**TASK BRIEF:** For every record beneath this instruction, give an exact repetition, omitting images.

**Data records for software interfaces:**
....

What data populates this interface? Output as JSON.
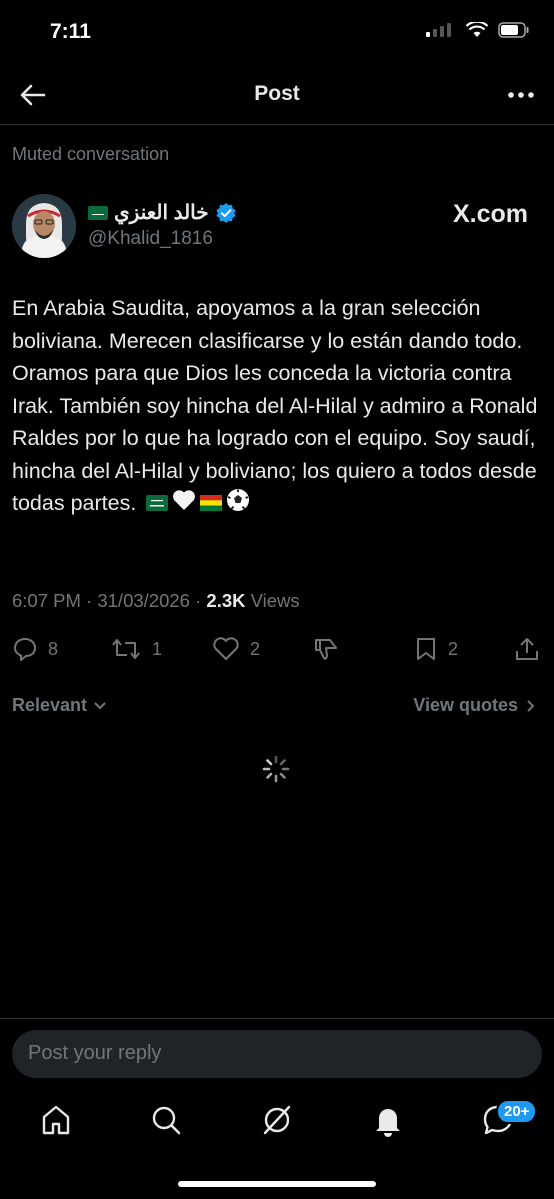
{
  "status": {
    "time": "7:11"
  },
  "header": {
    "title": "Post"
  },
  "muted_label": "Muted conversation",
  "tweet": {
    "author_name": "خالد العنزي",
    "handle": "@Khalid_1816",
    "source_logo_text": "X.com",
    "text": "En Arabia Saudita, apoyamos a la gran selección boliviana. Merecen clasificarse y lo están dando todo. Oramos para que Dios les conceda la victoria contra Irak. También soy hincha del Al-Hilal y admiro a Ronald Raldes por lo que ha logrado con el equipo. Soy saudí, hincha del Al-Hilal y boliviano; los quiero a todos desde todas partes.",
    "time": "6:07 PM",
    "date": "31/03/2026",
    "views_count": "2.3K",
    "views_label": "Views"
  },
  "actions": {
    "replies": "8",
    "reposts": "1",
    "likes": "2",
    "bookmarks": "2"
  },
  "filter": {
    "sort_label": "Relevant",
    "quotes_label": "View quotes"
  },
  "reply_box": {
    "placeholder": "Post your reply"
  },
  "tabbar": {
    "messages_badge": "20+"
  },
  "colors": {
    "accent": "#1d9bf0",
    "muted": "#71767b",
    "text": "#e7e9ea",
    "background": "#000000"
  }
}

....

**RESPONSE BELOW:**
What data populates this interface? Output as JSON.
{
  "status": {
    "time": "7:11"
  },
  "header": {
    "title": "Post"
  },
  "muted_label": "Muted conversation",
  "tweet": {
    "author_name": "خالد العنزي",
    "handle": "@Khalid_1816",
    "source_logo_text": "X.com",
    "text": "En Arabia Saudita, apoyamos a la gran selección boliviana. Merecen clasificarse y lo están dando todo. Oramos para que Dios les conceda la victoria contra Irak. También soy hincha del Al-Hilal y admiro a Ronald Raldes por lo que ha logrado con el equipo. Soy saudí, hincha del Al-Hilal y boliviano; los quiero a todos desde todas partes.",
    "time": "6:07 PM",
    "date": "31/03/2026",
    "views_count": "2.3K",
    "views_label": "Views"
  },
  "actions": {
    "replies": "8",
    "reposts": "1",
    "likes": "2",
    "bookmarks": "2"
  },
  "filter": {
    "sort_label": "Relevant",
    "quotes_label": "View quotes"
  },
  "reply_box": {
    "placeholder": "Post your reply"
  },
  "tabbar": {
    "messages_badge": "20+"
  },
  "colors": {
    "accent": "#1d9bf0",
    "muted": "#71767b",
    "text": "#e7e9ea",
    "background": "#000000"
  }
}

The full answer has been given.